Top 3 Mistakes We Make in the Gym & How to Avoid Them
Mistake #1: Believing Cardio Will Solve All Your Problems
Cardio means heart, and I love hearts.
I have one.
Everyone I like has one.
They’re pretty cool.
So I’m all for doing cardio. Healthy hearts get two thumbs up from me.
But I also recognize that 99% of the time cardio is NOT the bridge between you and the body or fitness level you dream about.
Let’s be clear: cardio is not required to lose weight.
That bears being repeated: you do not have to do cardio in order to lose weight.
Weight loss is solely dictated by how many calories you eat vs. how many you burn.
Cardio, like using the treadmill, elliptical, bike, or stair stepper, definitely burns calories and can aid weight loss. But it isn’t a weight loss requirement.
Tens of thousands of women have lost plenty of weight without doing any cardio — all by maintaining a caloric deficit.
Cardio is great for a lot of things, like building endurance, protecting your heart and blood vessels, and letting stress out.
But it’s in your best interest to recognize that it isn’t any better than any other exercise at weight loss.
In fact, strength training is a much better option, because it burns just as many calories and protects your metabolism. Because muscle drives metabolism, the more muscle ya got, the higher your metabolism is, making it easier to lose the weight, and, most importantly, keep it off.
Mistake #2: Not Believing in Your Own Strength
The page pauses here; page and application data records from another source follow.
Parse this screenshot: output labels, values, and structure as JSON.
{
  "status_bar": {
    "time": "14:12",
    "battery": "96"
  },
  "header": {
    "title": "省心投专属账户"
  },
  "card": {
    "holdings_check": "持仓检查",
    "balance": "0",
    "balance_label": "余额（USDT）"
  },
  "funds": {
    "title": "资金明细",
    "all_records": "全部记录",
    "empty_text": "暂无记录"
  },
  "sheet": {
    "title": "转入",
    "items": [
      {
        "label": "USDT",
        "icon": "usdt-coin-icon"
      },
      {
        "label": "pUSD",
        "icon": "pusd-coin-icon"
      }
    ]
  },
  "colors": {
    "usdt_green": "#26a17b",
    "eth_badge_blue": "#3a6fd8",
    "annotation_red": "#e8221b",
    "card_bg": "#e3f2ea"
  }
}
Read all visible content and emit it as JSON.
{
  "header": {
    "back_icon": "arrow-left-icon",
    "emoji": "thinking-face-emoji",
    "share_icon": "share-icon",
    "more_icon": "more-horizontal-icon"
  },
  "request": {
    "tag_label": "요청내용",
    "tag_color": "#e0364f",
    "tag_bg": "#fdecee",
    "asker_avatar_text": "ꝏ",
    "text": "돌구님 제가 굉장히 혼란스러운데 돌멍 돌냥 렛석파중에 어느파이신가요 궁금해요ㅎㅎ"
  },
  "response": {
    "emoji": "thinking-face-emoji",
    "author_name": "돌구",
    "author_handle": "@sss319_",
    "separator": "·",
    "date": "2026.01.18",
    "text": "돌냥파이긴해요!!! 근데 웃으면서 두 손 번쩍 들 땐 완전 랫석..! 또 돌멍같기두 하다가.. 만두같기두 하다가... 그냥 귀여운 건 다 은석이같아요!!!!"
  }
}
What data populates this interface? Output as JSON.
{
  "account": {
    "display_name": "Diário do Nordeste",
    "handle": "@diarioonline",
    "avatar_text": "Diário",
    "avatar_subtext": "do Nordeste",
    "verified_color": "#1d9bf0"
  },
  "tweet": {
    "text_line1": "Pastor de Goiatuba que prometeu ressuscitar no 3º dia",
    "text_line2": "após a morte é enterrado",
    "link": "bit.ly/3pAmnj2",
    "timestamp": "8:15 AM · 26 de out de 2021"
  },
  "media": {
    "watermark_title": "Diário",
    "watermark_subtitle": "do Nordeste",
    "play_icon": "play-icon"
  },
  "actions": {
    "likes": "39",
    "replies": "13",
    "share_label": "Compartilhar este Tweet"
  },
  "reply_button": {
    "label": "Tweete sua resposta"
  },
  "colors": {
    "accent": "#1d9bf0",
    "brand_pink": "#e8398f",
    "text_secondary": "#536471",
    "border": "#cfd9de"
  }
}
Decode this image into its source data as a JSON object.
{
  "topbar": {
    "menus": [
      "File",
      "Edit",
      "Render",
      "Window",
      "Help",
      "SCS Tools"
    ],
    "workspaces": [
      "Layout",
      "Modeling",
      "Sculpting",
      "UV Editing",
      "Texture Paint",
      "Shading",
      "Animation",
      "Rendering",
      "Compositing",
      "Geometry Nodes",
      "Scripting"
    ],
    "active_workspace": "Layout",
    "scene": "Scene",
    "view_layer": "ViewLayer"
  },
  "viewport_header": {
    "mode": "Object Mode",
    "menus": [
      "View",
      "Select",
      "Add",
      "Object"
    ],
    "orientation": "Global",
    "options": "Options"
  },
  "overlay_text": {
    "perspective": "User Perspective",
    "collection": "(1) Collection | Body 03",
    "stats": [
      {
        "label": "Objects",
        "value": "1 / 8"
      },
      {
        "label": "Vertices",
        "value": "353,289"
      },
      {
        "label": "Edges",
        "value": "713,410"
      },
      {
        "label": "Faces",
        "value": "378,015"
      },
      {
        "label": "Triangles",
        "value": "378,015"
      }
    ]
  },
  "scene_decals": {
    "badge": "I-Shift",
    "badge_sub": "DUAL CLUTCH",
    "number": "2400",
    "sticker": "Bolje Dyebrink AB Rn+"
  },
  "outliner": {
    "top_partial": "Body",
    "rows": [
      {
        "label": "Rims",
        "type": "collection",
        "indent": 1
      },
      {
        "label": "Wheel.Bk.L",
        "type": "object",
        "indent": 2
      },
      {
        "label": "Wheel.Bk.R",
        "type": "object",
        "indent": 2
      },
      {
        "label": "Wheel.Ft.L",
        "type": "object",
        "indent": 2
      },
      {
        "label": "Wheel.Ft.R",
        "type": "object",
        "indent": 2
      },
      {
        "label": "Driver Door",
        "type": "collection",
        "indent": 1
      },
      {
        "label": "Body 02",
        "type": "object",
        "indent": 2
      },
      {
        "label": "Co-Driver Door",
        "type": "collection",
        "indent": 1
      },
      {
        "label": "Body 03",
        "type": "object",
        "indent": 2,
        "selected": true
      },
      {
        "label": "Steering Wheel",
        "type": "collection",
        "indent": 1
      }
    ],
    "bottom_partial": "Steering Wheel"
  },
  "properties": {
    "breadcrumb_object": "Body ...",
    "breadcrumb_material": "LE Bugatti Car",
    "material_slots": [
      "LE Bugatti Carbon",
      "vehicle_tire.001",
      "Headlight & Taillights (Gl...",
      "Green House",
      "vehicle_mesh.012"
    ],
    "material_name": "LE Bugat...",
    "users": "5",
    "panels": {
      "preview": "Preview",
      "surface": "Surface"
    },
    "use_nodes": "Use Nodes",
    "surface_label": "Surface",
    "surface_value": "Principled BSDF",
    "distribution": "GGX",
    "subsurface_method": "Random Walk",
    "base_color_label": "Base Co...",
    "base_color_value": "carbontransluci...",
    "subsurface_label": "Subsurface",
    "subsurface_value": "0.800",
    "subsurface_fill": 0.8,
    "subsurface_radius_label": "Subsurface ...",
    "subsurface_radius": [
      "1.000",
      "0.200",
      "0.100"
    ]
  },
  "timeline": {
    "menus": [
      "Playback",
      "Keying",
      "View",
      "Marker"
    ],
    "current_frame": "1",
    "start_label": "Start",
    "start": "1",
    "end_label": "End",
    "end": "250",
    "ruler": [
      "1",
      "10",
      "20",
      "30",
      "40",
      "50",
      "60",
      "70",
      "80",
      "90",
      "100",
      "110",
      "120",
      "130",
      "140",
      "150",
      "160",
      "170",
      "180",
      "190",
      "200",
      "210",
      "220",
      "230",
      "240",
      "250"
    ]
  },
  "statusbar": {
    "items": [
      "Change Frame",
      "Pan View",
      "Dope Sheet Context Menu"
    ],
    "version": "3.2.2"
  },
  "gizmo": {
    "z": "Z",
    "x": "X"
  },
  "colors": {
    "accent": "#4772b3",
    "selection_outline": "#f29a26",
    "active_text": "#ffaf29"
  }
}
Nine times out of ten the women I work with have no clue how much their body is capable of. My favorite part of training them is showing them just how strong they are.
I can’t tell you how many times I’ve heard a woman say “there’s no way I can do that!” and then with a little encouragement walk up and crush it 10 times without so much as breaking a sweat.
Often times with clients — male and female — half my job is simply having confidence for them so they feel comfortable exploring their limits. I can easily spot when someone has much more strength than they think they do, and when that happens, giving them a little courage and belief is all they need to go conquer that weight.
Imagine a woman who thinks a 55 pound deadlift is out of the question, but in reality is strong enough to deadlift 95, 105, or even 115 pounds. Because she doesn’t know how strong she is, she hovers between 35-45 pounds for her workouts. That’s barely enough to warm her up, so her muscles aren’t getting any stronger, she’s not toning, and she’s not getting in better shape, but she thinks she is.
Instead, she’s largely wasting a lot of time.
All because she doesn’t know how strong she is!
Women: believe in yourself! You are stronger than you think, and you’re under-shooting yourself and sabotaging your results if you don’t tap into your full potential.
Mistake #3: Inappropriately Combining Exercises
Combining exercises can seem like a good idea, but most of the time it isn’t.
In order for your fitness to progress, your muscles have to be challenged. Combining exercises might jack your heart rate up a little more or feel harder, but it’s probably making the exercise less challenging for your muscles.
Take the bent over row to triceps kickback, for example.
Your back muscles (the ones that do the row) are much stronger than your arm muscles (the ones that do the triceps kickback). If you combine those two moves, you’ll have to use a weight that’s way too light to challenge your back muscles, otherwise you won’t be able to do the triceps kickback.
You might as well just do the triceps kickback and ditch the row altogether.
But because you are doing the row as well, you will fatigue faster and have less gas in the tank to give a great effort on the triceps kickback.
In short: you’re wasting your time with the row and making yourself too tired to get the best result from the triceps part.
Another example is a squat to an overhead press.
The same thing happens here: you can squat way more weight than you can press overhead, so you use weights that are so light your legs aren’t challenged, but the move tires you out too quickly to really challenge your shoulder muscles either.
The end result is you don’t really challenge any muscles sufficiently to progress your fitness.
And the worst part? You sure feel like you’re working out hard — because you are — but your body isn’t going to get in its best shape.
If you’re going to work hard, you may as well benefit from it!
To get the most bang for your buck, don’t combine exercises. Instead, do them individually so you can focus your efforts and get the best result.
Bonus tip: Full Body Strength for Weight Loss
I mentioned earlier that muscle drives metabolism, which is why strength training is such an important part of successfully losing weight and keeping it off long-term.
That’s why we’ve made squad training — our flagship training program — is all about building total body strength.
You don’t want to do the yo-yo thing where you lose 10, gain 15, lose 15, gain 20, and so on.
Strength training can play an important role in not letting that happen. Building strength in your whole body is a great approach.
Here’s a sample workout template you can use to build a full-body strength workout:
Circuit 1: 3 Sets of 10 reps (30-60s for the plank)
Quad exercise (like squats)
Chest exercise (like DB bench press)
Core exercise (like plank)
Circuit 2: 3 sets of 10 reps
Hamstring exercise (like deadlifts)
Back exercises (like cable rows)
Shoulder exercise (like lateral raises)